=== Begin Enclosure ===
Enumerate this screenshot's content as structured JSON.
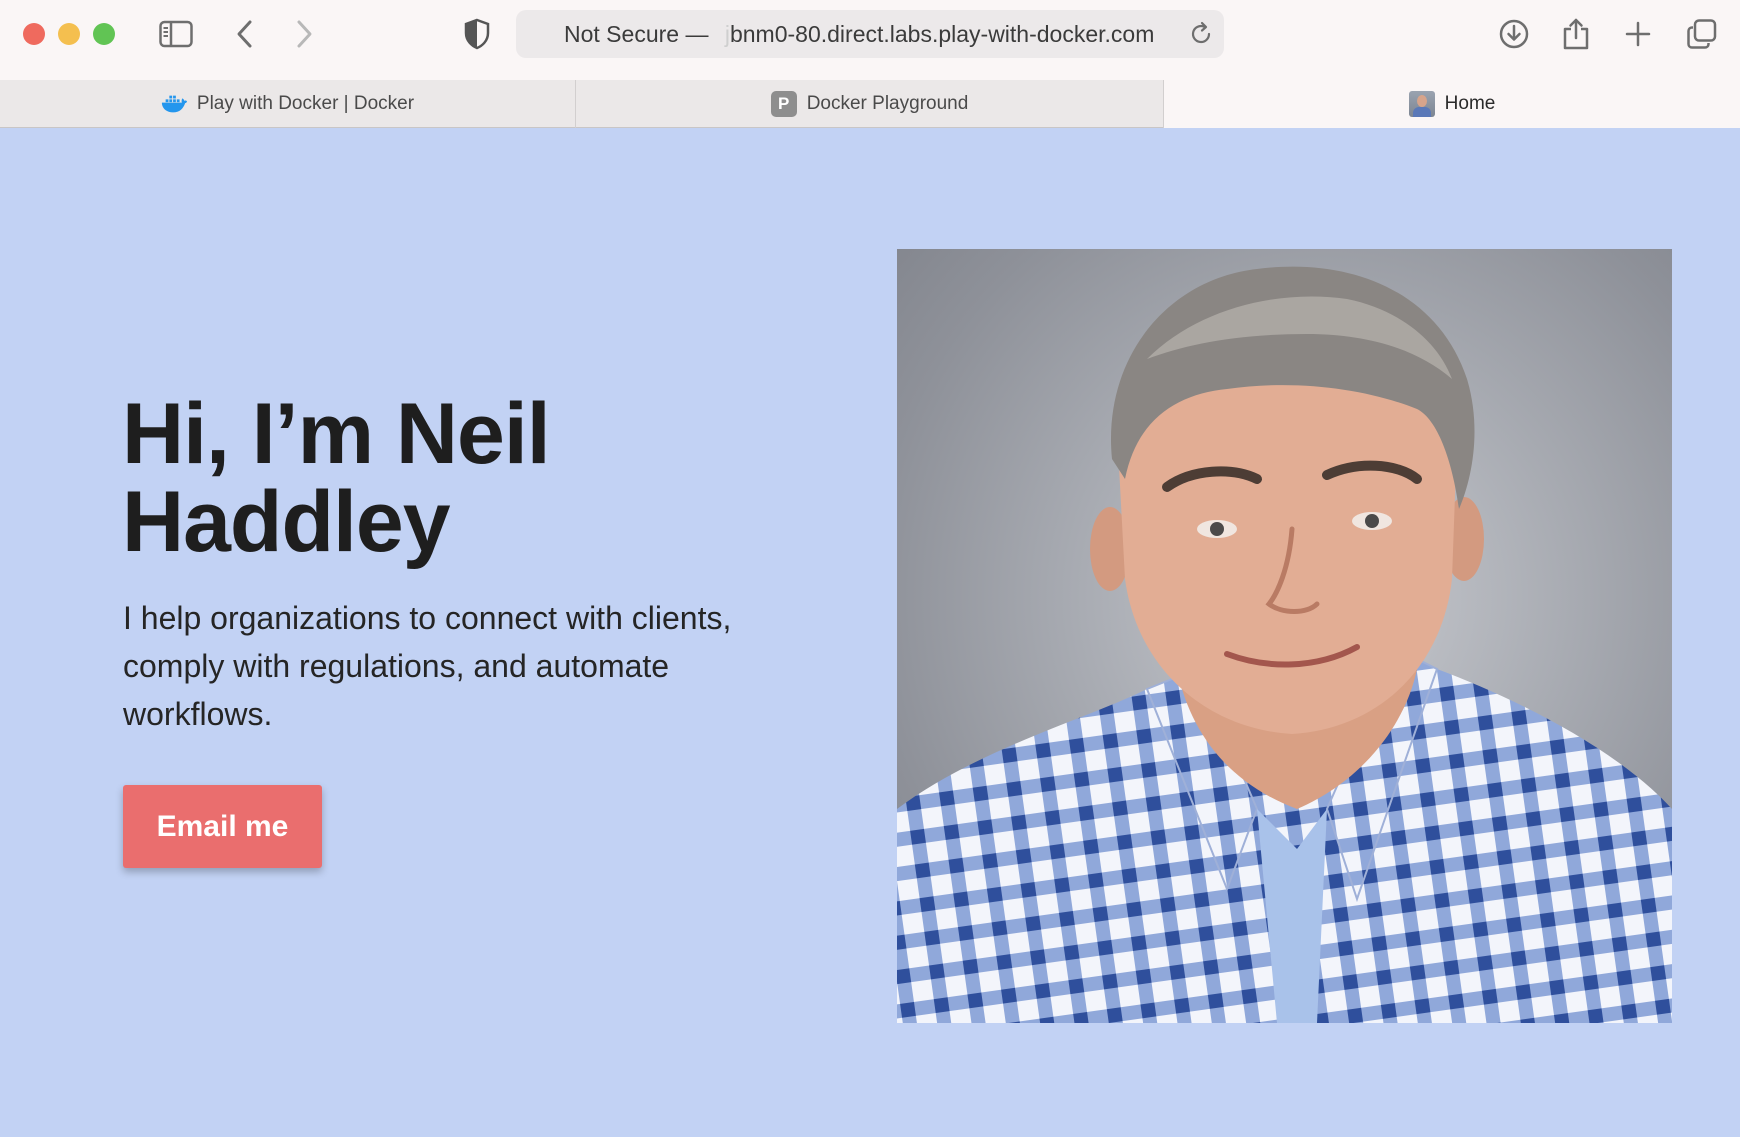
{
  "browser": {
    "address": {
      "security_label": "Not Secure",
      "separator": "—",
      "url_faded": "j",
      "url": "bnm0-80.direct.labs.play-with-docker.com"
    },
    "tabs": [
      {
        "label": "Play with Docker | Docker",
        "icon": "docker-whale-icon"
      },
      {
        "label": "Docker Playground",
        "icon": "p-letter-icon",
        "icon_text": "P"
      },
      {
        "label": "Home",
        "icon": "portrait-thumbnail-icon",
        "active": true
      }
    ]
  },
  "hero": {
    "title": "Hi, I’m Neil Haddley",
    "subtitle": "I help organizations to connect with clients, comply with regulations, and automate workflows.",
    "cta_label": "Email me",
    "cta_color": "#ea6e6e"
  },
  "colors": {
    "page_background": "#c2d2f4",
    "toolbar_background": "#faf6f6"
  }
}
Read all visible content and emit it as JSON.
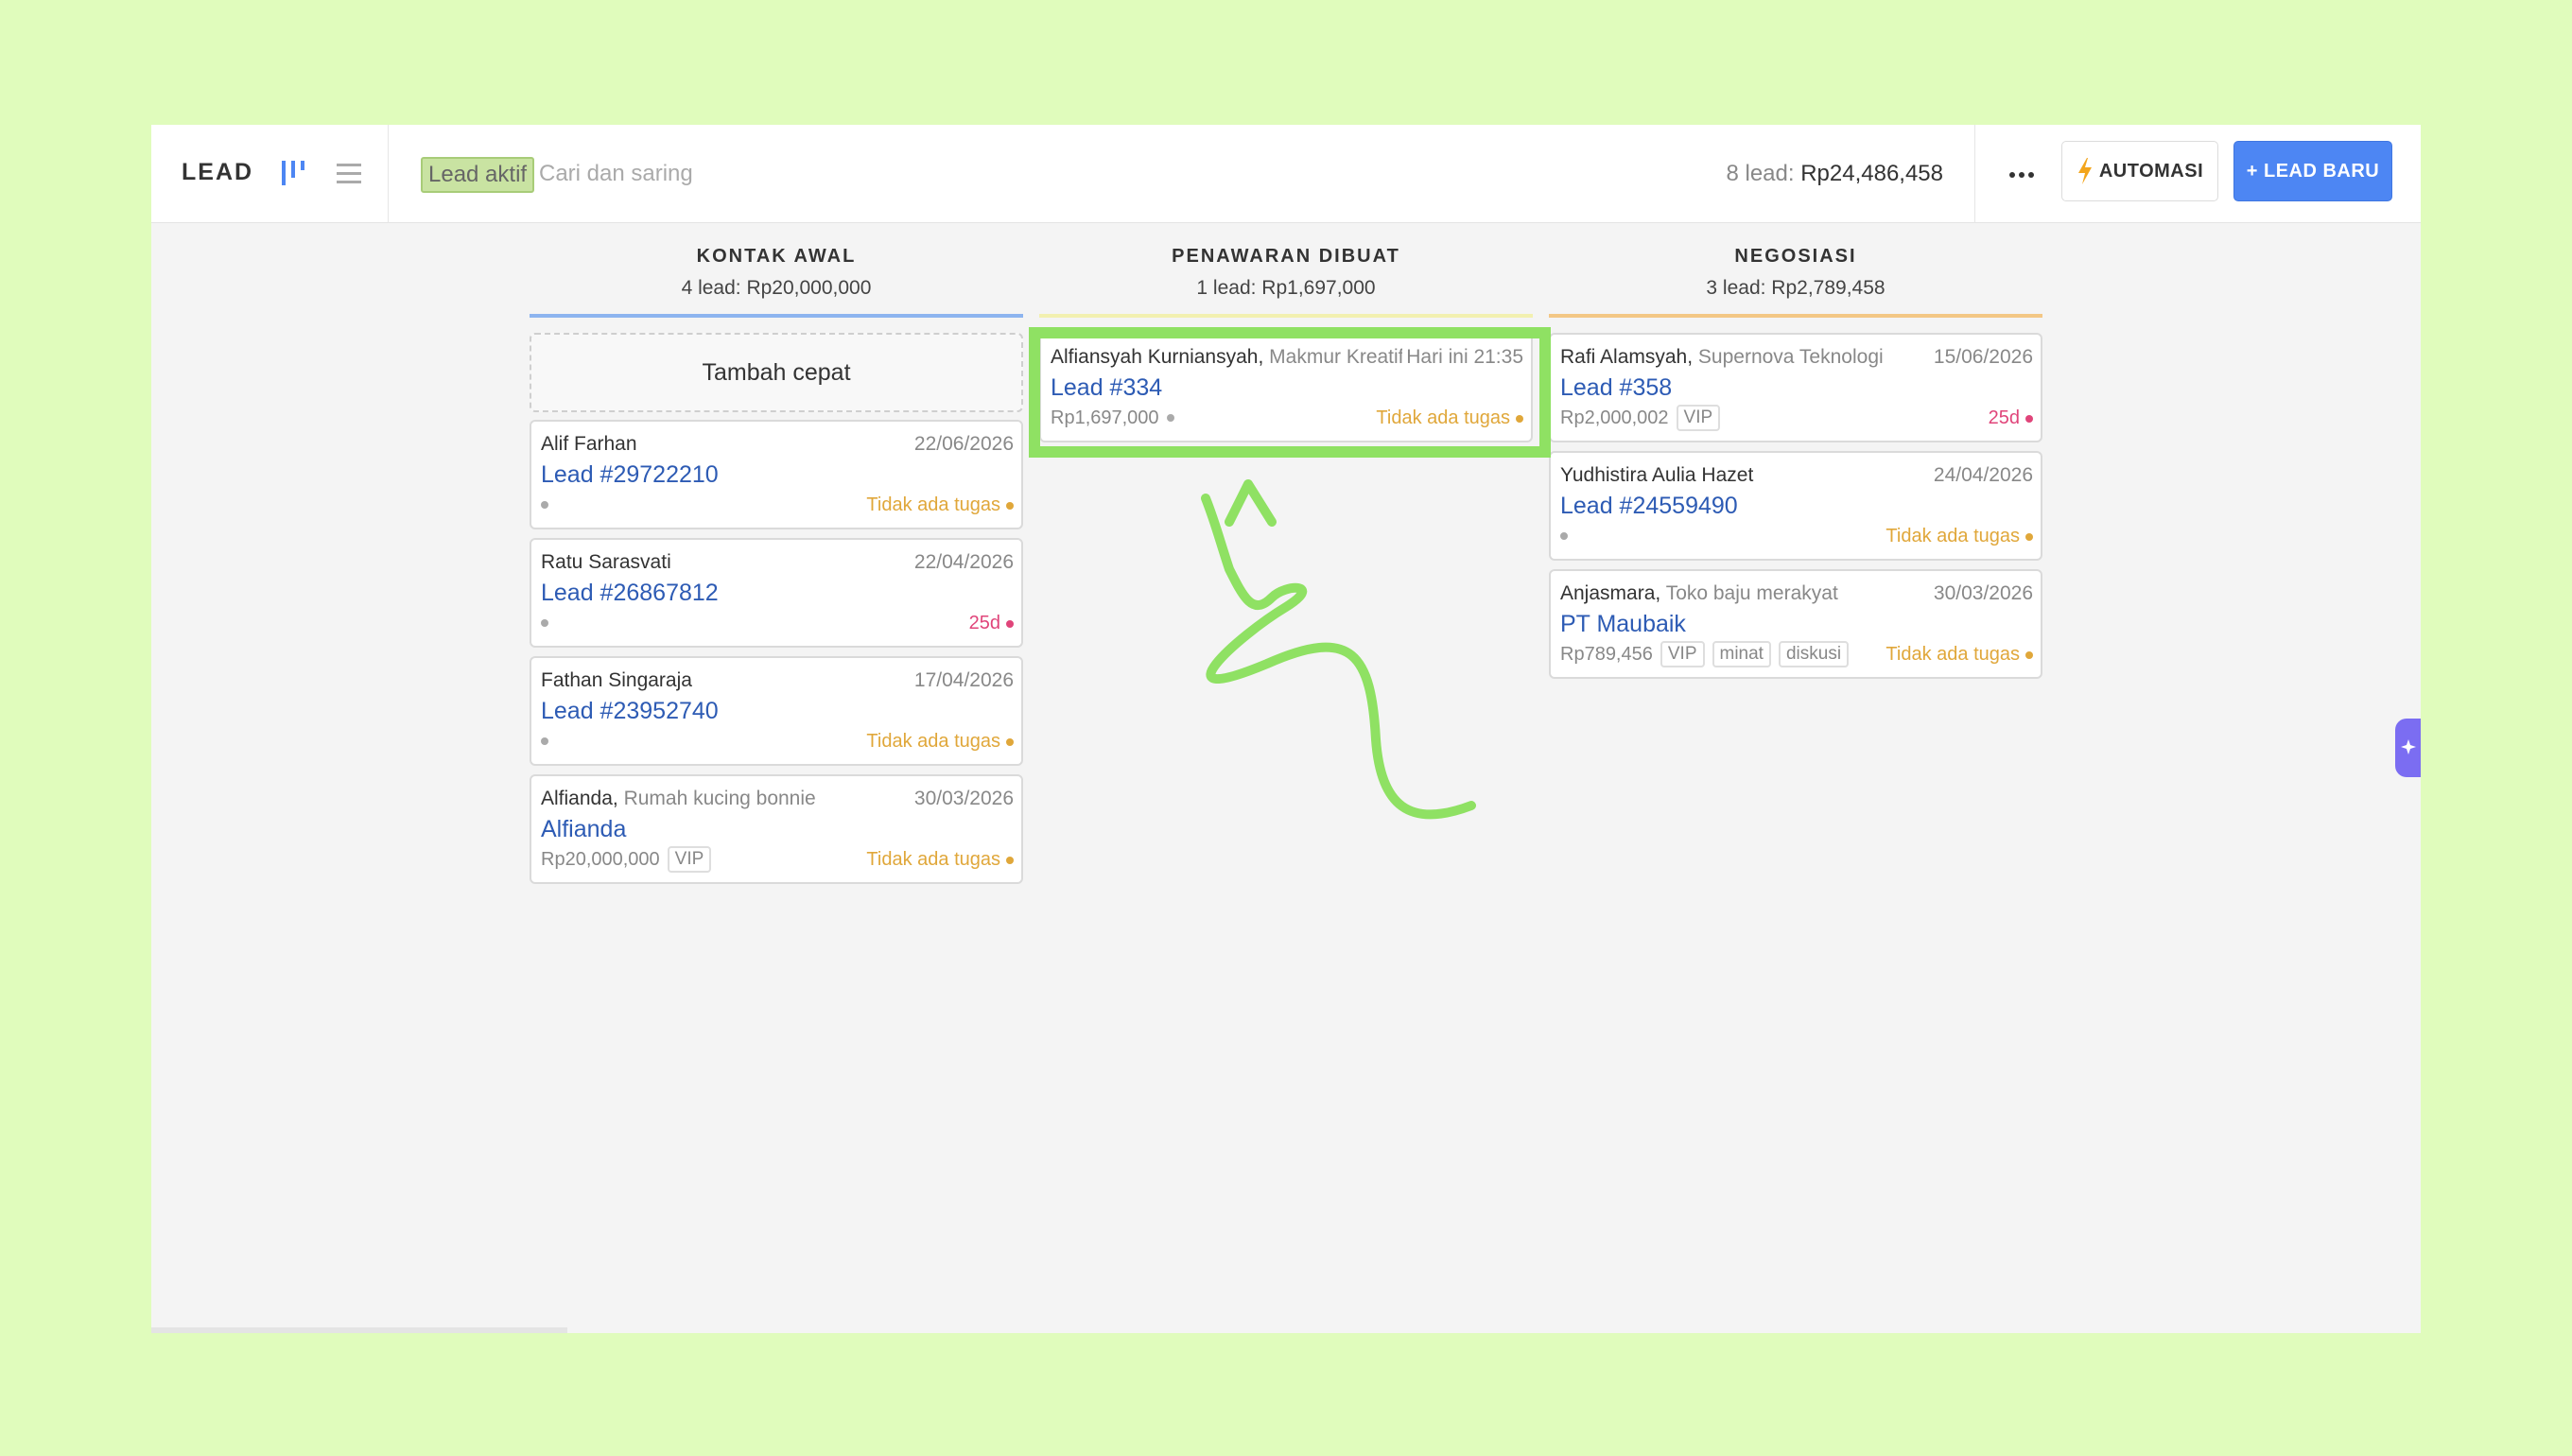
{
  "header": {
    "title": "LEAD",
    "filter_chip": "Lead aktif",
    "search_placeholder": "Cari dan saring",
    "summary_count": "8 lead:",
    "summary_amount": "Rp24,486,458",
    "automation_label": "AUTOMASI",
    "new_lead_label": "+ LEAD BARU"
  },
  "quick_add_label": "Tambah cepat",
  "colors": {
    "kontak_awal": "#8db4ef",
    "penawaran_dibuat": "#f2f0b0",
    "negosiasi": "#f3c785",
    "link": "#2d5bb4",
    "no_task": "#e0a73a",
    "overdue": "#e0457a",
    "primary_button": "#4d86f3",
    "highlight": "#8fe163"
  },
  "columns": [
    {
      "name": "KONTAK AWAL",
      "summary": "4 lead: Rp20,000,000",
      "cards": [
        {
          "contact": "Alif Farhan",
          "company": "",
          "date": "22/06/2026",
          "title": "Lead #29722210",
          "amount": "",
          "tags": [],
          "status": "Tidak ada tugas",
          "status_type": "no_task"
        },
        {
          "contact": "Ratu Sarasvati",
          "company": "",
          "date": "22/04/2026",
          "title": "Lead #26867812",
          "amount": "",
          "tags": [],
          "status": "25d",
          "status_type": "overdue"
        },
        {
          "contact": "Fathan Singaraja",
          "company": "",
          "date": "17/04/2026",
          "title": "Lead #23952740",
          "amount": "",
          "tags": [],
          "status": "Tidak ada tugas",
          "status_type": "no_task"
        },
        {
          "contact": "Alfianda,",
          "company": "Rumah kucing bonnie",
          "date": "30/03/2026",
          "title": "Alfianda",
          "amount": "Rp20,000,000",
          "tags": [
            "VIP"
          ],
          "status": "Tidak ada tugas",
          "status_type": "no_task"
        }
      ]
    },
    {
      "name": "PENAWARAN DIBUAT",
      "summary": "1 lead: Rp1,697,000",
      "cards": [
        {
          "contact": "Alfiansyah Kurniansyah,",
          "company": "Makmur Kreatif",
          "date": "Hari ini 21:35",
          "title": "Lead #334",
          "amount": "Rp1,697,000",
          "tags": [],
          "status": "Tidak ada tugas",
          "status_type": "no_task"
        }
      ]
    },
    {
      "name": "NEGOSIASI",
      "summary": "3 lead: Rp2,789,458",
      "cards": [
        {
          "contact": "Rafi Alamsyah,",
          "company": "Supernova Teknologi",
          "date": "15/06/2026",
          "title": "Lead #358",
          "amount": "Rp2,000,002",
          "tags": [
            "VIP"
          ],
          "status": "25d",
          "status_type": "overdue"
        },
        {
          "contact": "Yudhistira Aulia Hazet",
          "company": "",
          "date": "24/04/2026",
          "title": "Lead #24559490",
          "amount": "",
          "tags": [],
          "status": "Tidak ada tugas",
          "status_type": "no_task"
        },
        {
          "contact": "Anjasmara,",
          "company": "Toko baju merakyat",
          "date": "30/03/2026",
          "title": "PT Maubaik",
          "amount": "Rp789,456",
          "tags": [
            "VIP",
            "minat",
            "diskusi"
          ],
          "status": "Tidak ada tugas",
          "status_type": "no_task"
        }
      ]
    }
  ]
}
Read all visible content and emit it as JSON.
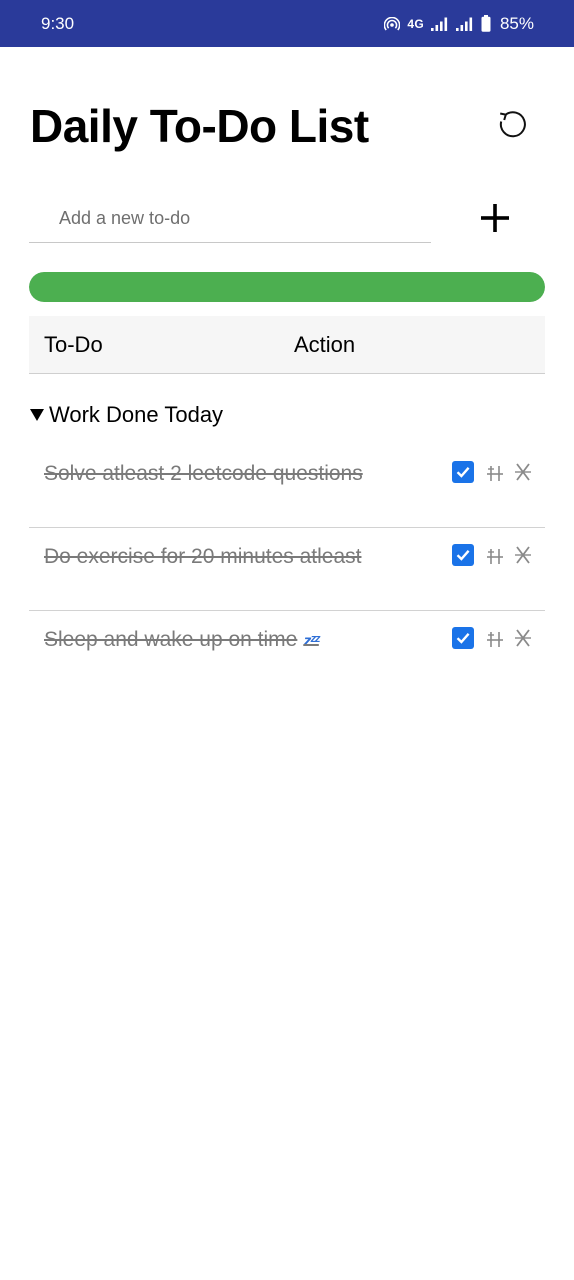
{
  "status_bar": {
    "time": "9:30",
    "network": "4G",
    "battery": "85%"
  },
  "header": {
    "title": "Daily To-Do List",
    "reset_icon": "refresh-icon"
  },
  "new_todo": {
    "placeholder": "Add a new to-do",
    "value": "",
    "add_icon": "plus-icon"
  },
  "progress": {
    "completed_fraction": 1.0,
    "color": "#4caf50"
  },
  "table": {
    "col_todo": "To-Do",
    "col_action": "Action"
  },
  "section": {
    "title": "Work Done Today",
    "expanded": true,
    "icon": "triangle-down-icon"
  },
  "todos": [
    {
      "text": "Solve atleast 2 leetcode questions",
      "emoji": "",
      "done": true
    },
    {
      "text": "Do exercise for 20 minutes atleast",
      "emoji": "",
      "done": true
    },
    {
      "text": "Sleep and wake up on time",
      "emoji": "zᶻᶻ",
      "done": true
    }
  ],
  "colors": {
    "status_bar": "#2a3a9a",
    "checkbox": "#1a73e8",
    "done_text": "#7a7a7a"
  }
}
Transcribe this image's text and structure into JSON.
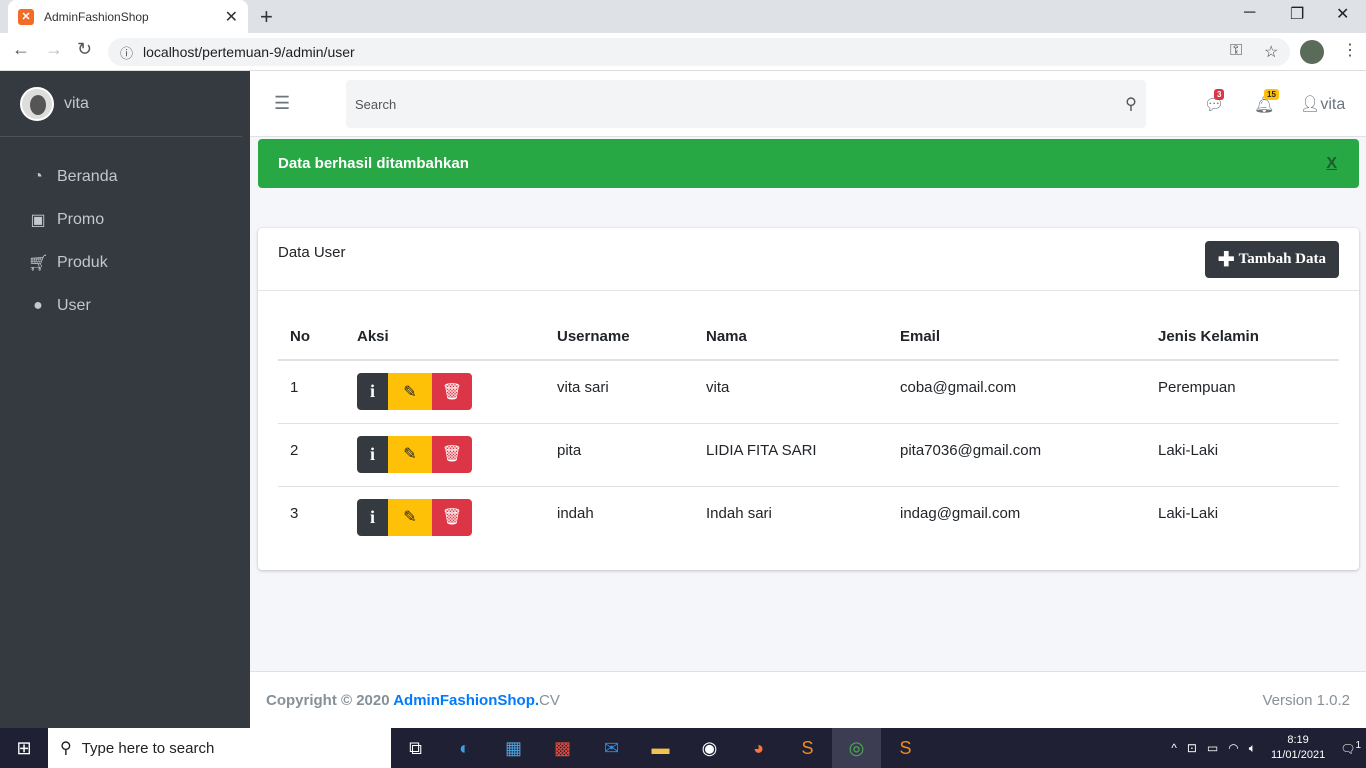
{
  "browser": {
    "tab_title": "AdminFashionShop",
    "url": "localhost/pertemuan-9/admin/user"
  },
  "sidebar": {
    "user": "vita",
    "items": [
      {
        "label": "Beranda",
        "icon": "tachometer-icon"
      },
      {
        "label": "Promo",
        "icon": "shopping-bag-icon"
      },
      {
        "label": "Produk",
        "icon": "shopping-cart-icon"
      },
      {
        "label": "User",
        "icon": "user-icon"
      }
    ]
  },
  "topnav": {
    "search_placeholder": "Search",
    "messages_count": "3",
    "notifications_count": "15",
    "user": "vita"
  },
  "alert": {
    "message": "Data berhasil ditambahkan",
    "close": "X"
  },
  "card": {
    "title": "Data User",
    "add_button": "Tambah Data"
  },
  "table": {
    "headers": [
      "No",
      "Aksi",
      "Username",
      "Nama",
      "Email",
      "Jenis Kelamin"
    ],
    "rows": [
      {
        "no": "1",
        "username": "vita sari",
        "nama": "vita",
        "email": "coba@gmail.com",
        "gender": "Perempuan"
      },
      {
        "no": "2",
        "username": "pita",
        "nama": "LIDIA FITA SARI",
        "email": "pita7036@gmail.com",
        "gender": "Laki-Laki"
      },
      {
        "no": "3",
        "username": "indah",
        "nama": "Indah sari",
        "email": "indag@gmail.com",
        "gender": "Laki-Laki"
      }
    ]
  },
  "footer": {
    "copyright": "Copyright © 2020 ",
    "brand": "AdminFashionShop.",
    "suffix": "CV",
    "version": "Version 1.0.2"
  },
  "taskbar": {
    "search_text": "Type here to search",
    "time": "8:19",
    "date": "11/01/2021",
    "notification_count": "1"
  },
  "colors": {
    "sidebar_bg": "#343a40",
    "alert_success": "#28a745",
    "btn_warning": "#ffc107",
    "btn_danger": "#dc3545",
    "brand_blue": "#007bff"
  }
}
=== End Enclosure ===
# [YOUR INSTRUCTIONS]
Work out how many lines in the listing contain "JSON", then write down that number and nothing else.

# [TASK OUTPUT]
4